# Try it
Give the number of lines below that hold "Slave", and only that.

Source data:
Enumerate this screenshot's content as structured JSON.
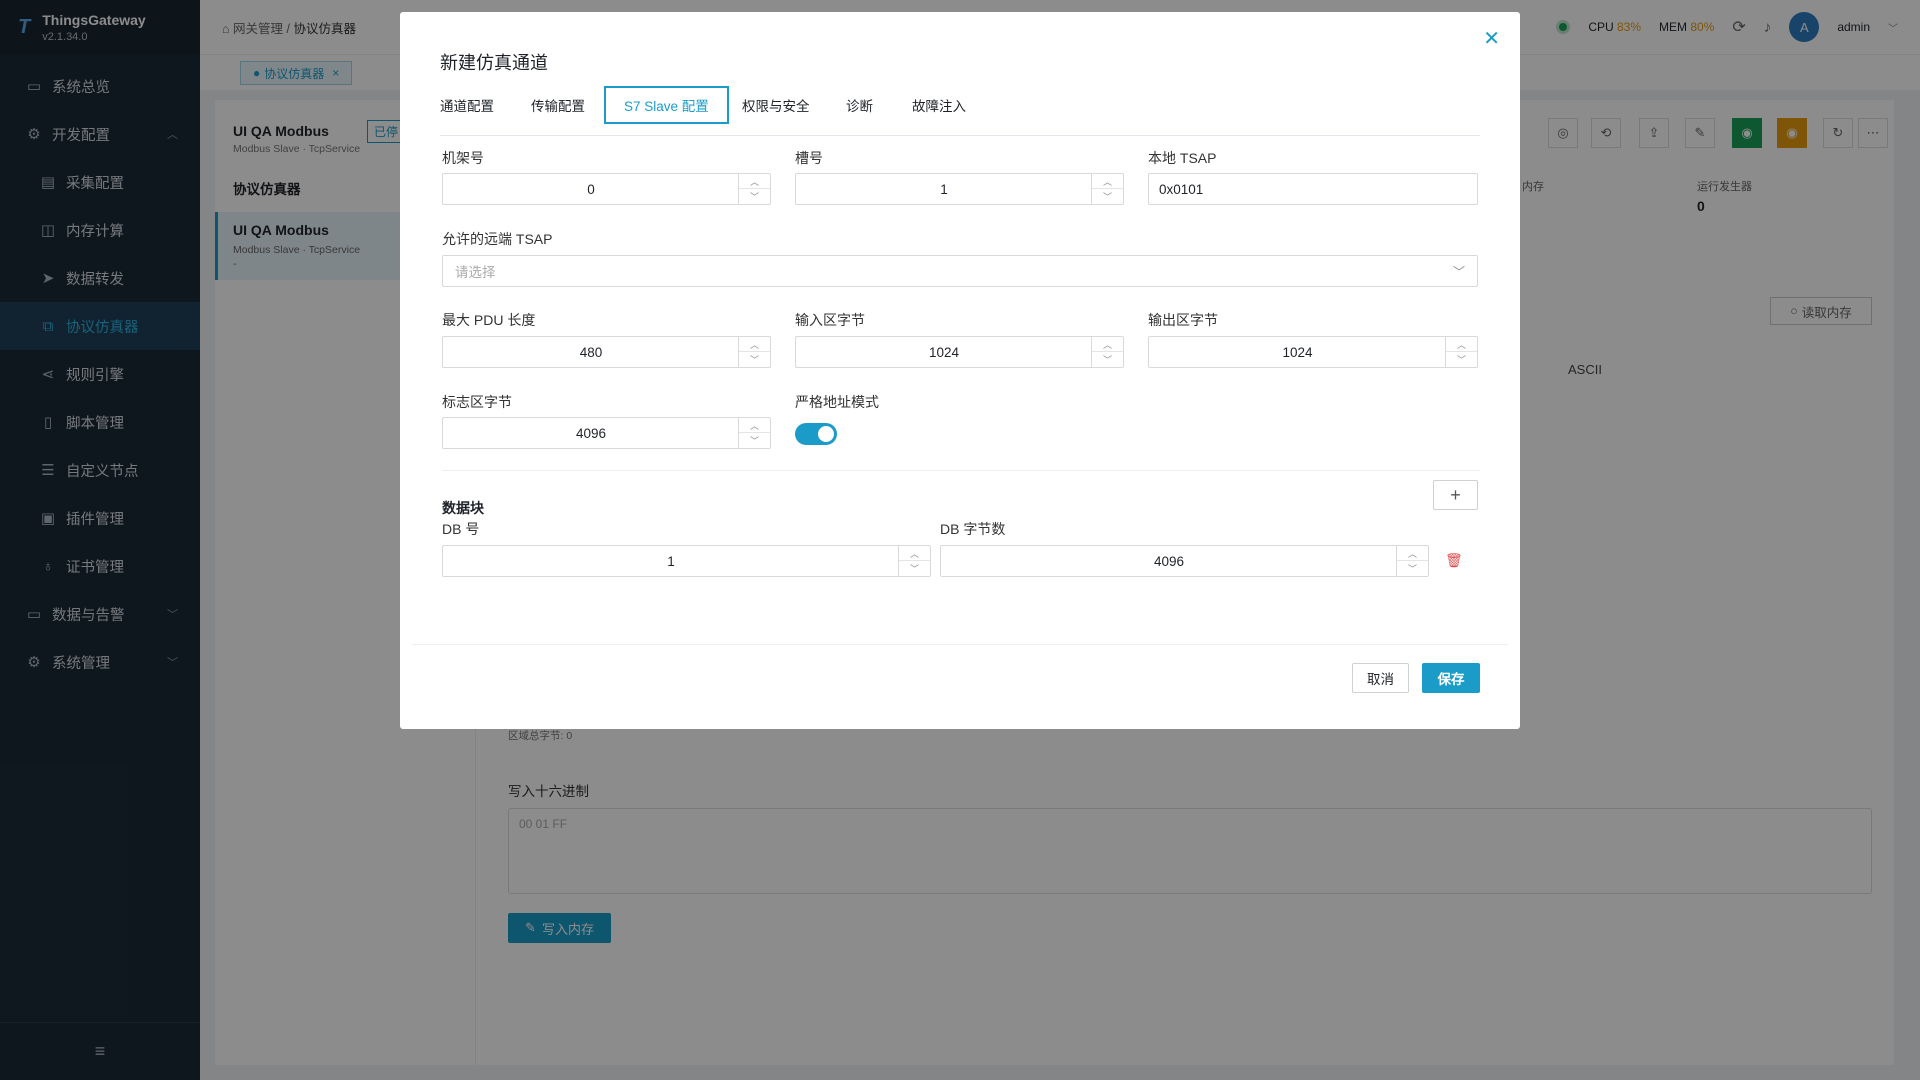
{
  "app": {
    "name": "ThingsGateway",
    "version": "v2.1.34.0"
  },
  "sidebar": {
    "items": [
      {
        "label": "系统总览"
      },
      {
        "label": "开发配置"
      },
      {
        "label": "采集配置"
      },
      {
        "label": "内存计算"
      },
      {
        "label": "数据转发"
      },
      {
        "label": "协议仿真器"
      },
      {
        "label": "规则引擎"
      },
      {
        "label": "脚本管理"
      },
      {
        "label": "自定义节点"
      },
      {
        "label": "插件管理"
      },
      {
        "label": "证书管理"
      },
      {
        "label": "数据与告警"
      },
      {
        "label": "系统管理"
      }
    ]
  },
  "header": {
    "breadcrumb_root": "网关管理",
    "breadcrumb_sep": "/",
    "breadcrumb_current": "协议仿真器",
    "cpu_label": "CPU",
    "cpu_value": "83%",
    "mem_label": "MEM",
    "mem_value": "80%",
    "avatar_letter": "A",
    "user": "admin"
  },
  "page_tab": {
    "label": "协议仿真器"
  },
  "left_panel": {
    "title": "UI QA Modbus",
    "subtitle": "Modbus Slave · TcpService",
    "status_badge": "已停",
    "section_title": "协议仿真器",
    "item_title": "UI QA Modbus",
    "item_sub": "Modbus Slave · TcpService",
    "item_extra": "-"
  },
  "background": {
    "stat1_label": "内存",
    "stat2_label": "运行发生器",
    "stat2_value": "0",
    "read_button": "读取内存",
    "ascii_header": "ASCII",
    "total_bytes": "区域总字节: 0",
    "write_hex_label": "写入十六进制",
    "write_hex_placeholder": "00 01 FF",
    "write_button": "写入内存"
  },
  "modal": {
    "title": "新建仿真通道",
    "tabs": [
      "通道配置",
      "传输配置",
      "S7 Slave 配置",
      "权限与安全",
      "诊断",
      "故障注入"
    ],
    "fields": {
      "rack_label": "机架号",
      "rack_value": "0",
      "slot_label": "槽号",
      "slot_value": "1",
      "local_tsap_label": "本地 TSAP",
      "local_tsap_value": "0x0101",
      "remote_tsap_label": "允许的远端 TSAP",
      "remote_tsap_placeholder": "请选择",
      "max_pdu_label": "最大 PDU 长度",
      "max_pdu_value": "480",
      "input_bytes_label": "输入区字节",
      "input_bytes_value": "1024",
      "output_bytes_label": "输出区字节",
      "output_bytes_value": "1024",
      "flag_bytes_label": "标志区字节",
      "flag_bytes_value": "4096",
      "strict_mode_label": "严格地址模式",
      "strict_mode_on": true
    },
    "data_block": {
      "section_title": "数据块",
      "db_no_label": "DB 号",
      "db_no_value": "1",
      "db_bytes_label": "DB 字节数",
      "db_bytes_value": "4096"
    },
    "cancel_label": "取消",
    "save_label": "保存"
  },
  "colors": {
    "accent": "#1b9cc8",
    "sidebar_bg": "#1c2a38",
    "danger": "#e04a4a",
    "warn": "#e89b10"
  }
}
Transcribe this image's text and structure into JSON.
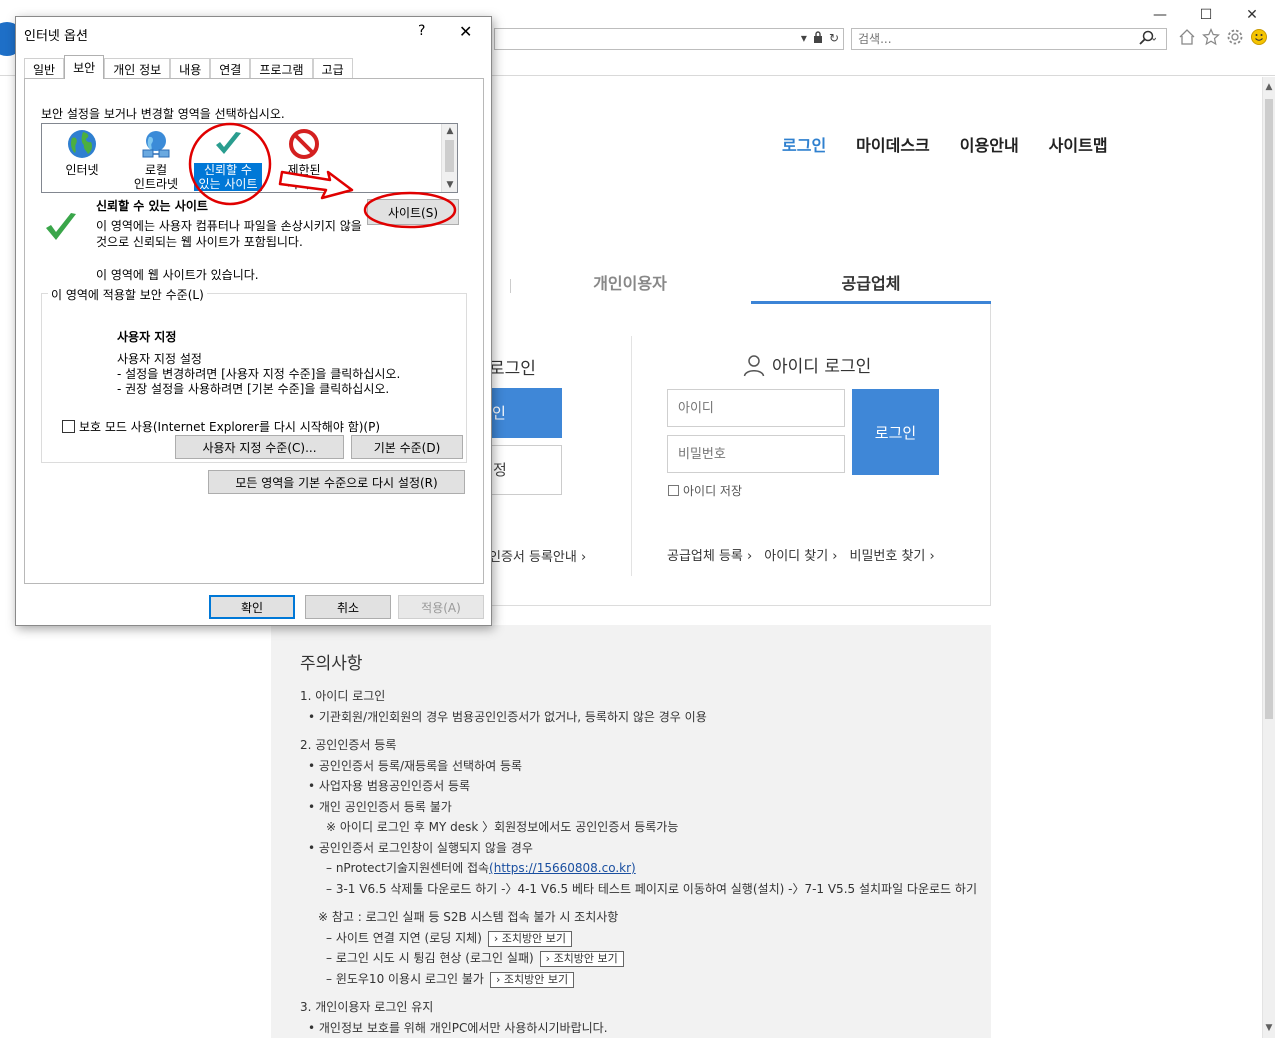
{
  "browser": {
    "window_buttons": [
      "—",
      "☐",
      "✕"
    ],
    "address_icons": [
      "▾",
      "🔒",
      "↻"
    ],
    "search_placeholder": "검색...",
    "search_icon": "⚲",
    "search_dropdown": "▾",
    "tool_icons": [
      "home-icon",
      "star-icon",
      "gear-icon",
      "smiley-icon"
    ]
  },
  "site": {
    "gnb": [
      "로그인",
      "마이데스크",
      "이용안내",
      "사이트맵"
    ],
    "tabs": [
      "개인이용자",
      "공급업체"
    ],
    "cert_title": "로그인",
    "cert_btn1": "인",
    "cert_btn2": "정",
    "cert_link": "인증서 등록안내 ›",
    "id_title": "아이디 로그인",
    "id_placeholder": "아이디",
    "pw_placeholder": "비밀번호",
    "login_button": "로그인",
    "save_id": "아이디 저장",
    "links": [
      "공급업체 등록 ›",
      "아이디 찾기 ›",
      "비밀번호 찾기 ›"
    ]
  },
  "notice": {
    "title": "주의사항",
    "s1_title": "1. 아이디 로그인",
    "s1_items": [
      "• 기관회원/개인회원의 경우 범용공인인증서가 없거나, 등록하지 않은 경우 이용"
    ],
    "s2_title": "2. 공인인증서 등록",
    "s2_items": [
      "• 공인인증서 등록/재등록을 선택하여 등록",
      "• 사업자용 범용공인인증서 등록",
      "• 개인 공인인증서 등록 불가"
    ],
    "s2_note": "※ 아이디 로그인 후 MY desk 〉회원정보에서도 공인인증서 등록가능",
    "s2_item4": "• 공인인증서 로그인창이 실행되지 않을 경우",
    "s2_sub1_prefix": "– nProtect기술지원센터에 접속",
    "s2_sub1_link": "(https://15660808.co.kr)",
    "s2_sub2": "– 3-1 V6.5 삭제툴 다운로드 하기 -〉4-1 V6.5 베타 테스트 페이지로 이동하여 실행(설치) -〉7-1 V5.5 설치파일 다운로드 하기",
    "ref_title": "※ 참고 : 로그인 실패 등 S2B 시스템 접속 불가 시 조치사항",
    "ref_items": [
      "– 사이트 연결 지연 (로딩 지체)",
      "– 로그인 시도 시 튕김 현상 (로그인 실패)",
      "– 윈도우10 이용시 로그인 불가"
    ],
    "solve_label": "› 조치방안 보기",
    "s3_title": "3. 개인이용자 로그인 유지",
    "s3_items": [
      "• 개인정보 보호를 위해 개인PC에서만 사용하시기바랍니다."
    ]
  },
  "dialog": {
    "title": "인터넷 옵션",
    "help": "?",
    "close": "✕",
    "tabs": [
      "일반",
      "보안",
      "개인 정보",
      "내용",
      "연결",
      "프로그램",
      "고급"
    ],
    "active_tab": "보안",
    "zone_prompt": "보안 설정을 보거나 변경할 영역을 선택하십시오.",
    "zones": [
      {
        "line1": "인터넷",
        "line2": "",
        "icon": "globe-icon"
      },
      {
        "line1": "로컬",
        "line2": "인트라넷",
        "icon": "network-icon"
      },
      {
        "line1": "신뢰할 수",
        "line2": "있는 사이트",
        "icon": "checkmark-icon"
      },
      {
        "line1": "제한된",
        "line2": "사이트",
        "icon": "restricted-icon"
      }
    ],
    "selected_zone_title": "신뢰할 수 있는 사이트",
    "selected_zone_desc": "이 영역에는 사용자 컴퓨터나 파일을 손상시키지 않을 것으로 신뢰되는 웹 사이트가 포함됩니다.",
    "zone_has_sites": "이 영역에 웹 사이트가 있습니다.",
    "sites_button": "사이트(S)",
    "level_group": "이 영역에 적용할 보안 수준(L)",
    "level_title": "사용자 지정",
    "level_desc": [
      "사용자 지정 설정",
      "- 설정을 변경하려면 [사용자 지정 수준]을 클릭하십시오.",
      "- 권장 설정을 사용하려면 [기본 수준]을 클릭하십시오."
    ],
    "protected_mode": "보호 모드 사용(Internet Explorer를 다시 시작해야 함)(P)",
    "custom_level_button": "사용자 지정 수준(C)...",
    "default_level_button": "기본 수준(D)",
    "reset_all_button": "모든 영역을 기본 수준으로 다시 설정(R)",
    "ok_button": "확인",
    "cancel_button": "취소",
    "apply_button": "적용(A)"
  },
  "colors": {
    "accent_blue": "#3f87d7",
    "annotation_red": "#e00000",
    "selected_zone": "#0078d7"
  }
}
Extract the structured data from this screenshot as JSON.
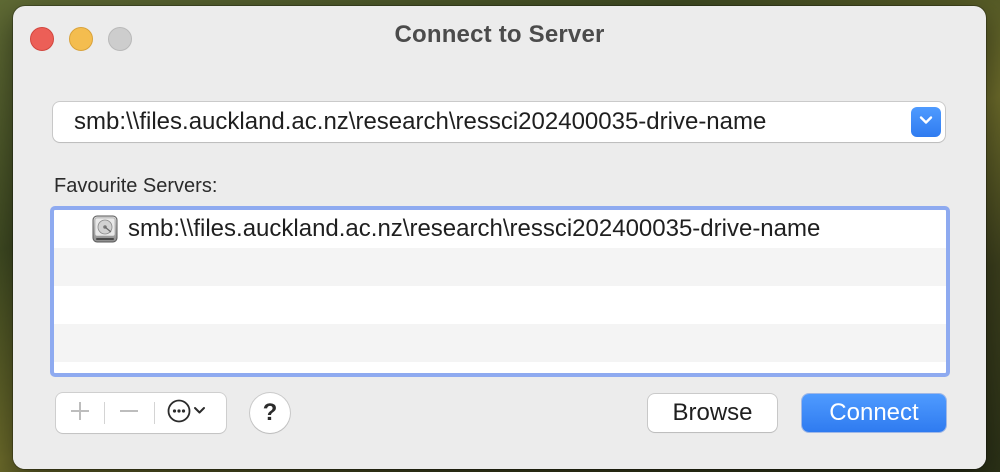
{
  "window": {
    "title": "Connect to Server"
  },
  "traffic_lights": {
    "close": "close",
    "minimize": "minimize",
    "zoom": "zoom"
  },
  "server_address": {
    "value": "smb:\\\\files.auckland.ac.nz\\research\\ressci202400035-drive-name",
    "dropdown_icon": "chevron-down-icon"
  },
  "favourites": {
    "label": "Favourite Servers:",
    "items": [
      {
        "icon": "network-drive-icon",
        "label": "smb:\\\\files.auckland.ac.nz\\research\\ressci202400035-drive-name"
      }
    ]
  },
  "toolbar": {
    "add_icon": "plus-icon",
    "remove_icon": "minus-icon",
    "more_icon": "ellipsis-circle-icon",
    "help_label": "?"
  },
  "buttons": {
    "browse_label": "Browse",
    "connect_label": "Connect"
  },
  "colors": {
    "accent": "#2f7bf0",
    "focus_ring": "#8eaaf0",
    "close": "#ec5f57",
    "minimize": "#f4bd4f",
    "zoom": "#cdcdcd"
  }
}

# Reply
3